**EXERCISE OBJECTIVE:** Take each line in the entries below that holds "text" and show it.

--- START ---

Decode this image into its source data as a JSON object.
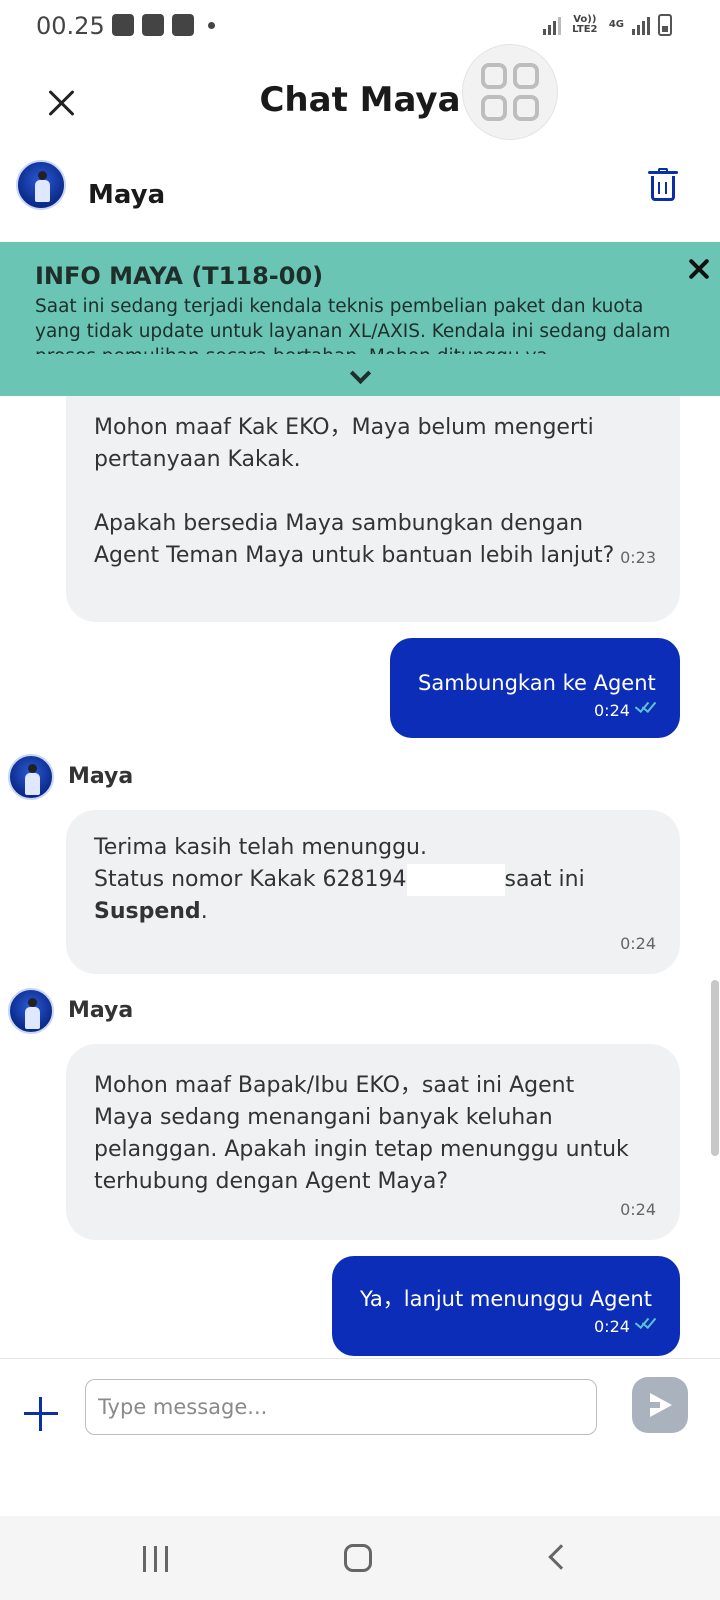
{
  "status_bar": {
    "time": "00.25",
    "network_labels": [
      "Vo)) LTE2",
      "4G"
    ]
  },
  "header": {
    "title": "Chat Maya"
  },
  "contact": {
    "name": "Maya"
  },
  "info_banner": {
    "title": "INFO MAYA (T118-00)",
    "text": "Saat ini sedang terjadi kendala teknis pembelian paket dan kuota yang tidak update untuk layanan XL/AXIS. Kendala ini sedang dalam proses pemulihan secara bertahap. Mohon ditunggu ya"
  },
  "messages": [
    {
      "from": "bot",
      "text": "Mohon maaf Kak EKO，Maya belum mengerti pertanyaan Kakak.\n\nApakah bersedia Maya sambungkan dengan Agent Teman Maya untuk bantuan lebih lanjut?",
      "time": "0:23"
    },
    {
      "from": "user",
      "text": "Sambungkan ke Agent",
      "time": "0:24"
    },
    {
      "from": "bot",
      "sender": "Maya",
      "line1": "Terima kasih telah menunggu.",
      "line2_prefix": "Status nomor Kakak 628194",
      "line2_suffix": "saat ini",
      "bold": "Suspend",
      "after_bold": ".",
      "time": "0:24"
    },
    {
      "from": "bot",
      "sender": "Maya",
      "text": "Mohon maaf Bapak/Ibu EKO，saat ini Agent Maya sedang menangani banyak keluhan pelanggan. Apakah ingin tetap menunggu untuk terhubung dengan Agent Maya?",
      "time": "0:24"
    },
    {
      "from": "user",
      "text": "Ya，lanjut menunggu Agent",
      "time": "0:24"
    }
  ],
  "composer": {
    "placeholder": "Type message..."
  },
  "colors": {
    "banner": "#6ac5b4",
    "user_bubble": "#0b2db8",
    "bot_bubble": "#eff1f3",
    "accent": "#0b2fa8"
  }
}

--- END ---

**THE COMPLETED TASK:**
    "text": "Saat ini sedang terjadi kendala teknis pembelian paket dan kuota yang tidak update untuk layanan XL/AXIS. Kendala ini sedang dalam proses pemulihan secara bertahap. Mohon ditunggu ya"
      "text": "Mohon maaf Kak EKO，Maya belum mengerti pertanyaan Kakak.\n\nApakah bersedia Maya sambungkan dengan Agent Teman Maya untuk bantuan lebih lanjut?",
      "text": "Sambungkan ke Agent",
      "text": "Mohon maaf Bapak/Ibu EKO，saat ini Agent Maya sedang menangani banyak keluhan pelanggan. Apakah ingin tetap menunggu untuk terhubung dengan Agent Maya?",
      "text": "Ya，lanjut menunggu Agent",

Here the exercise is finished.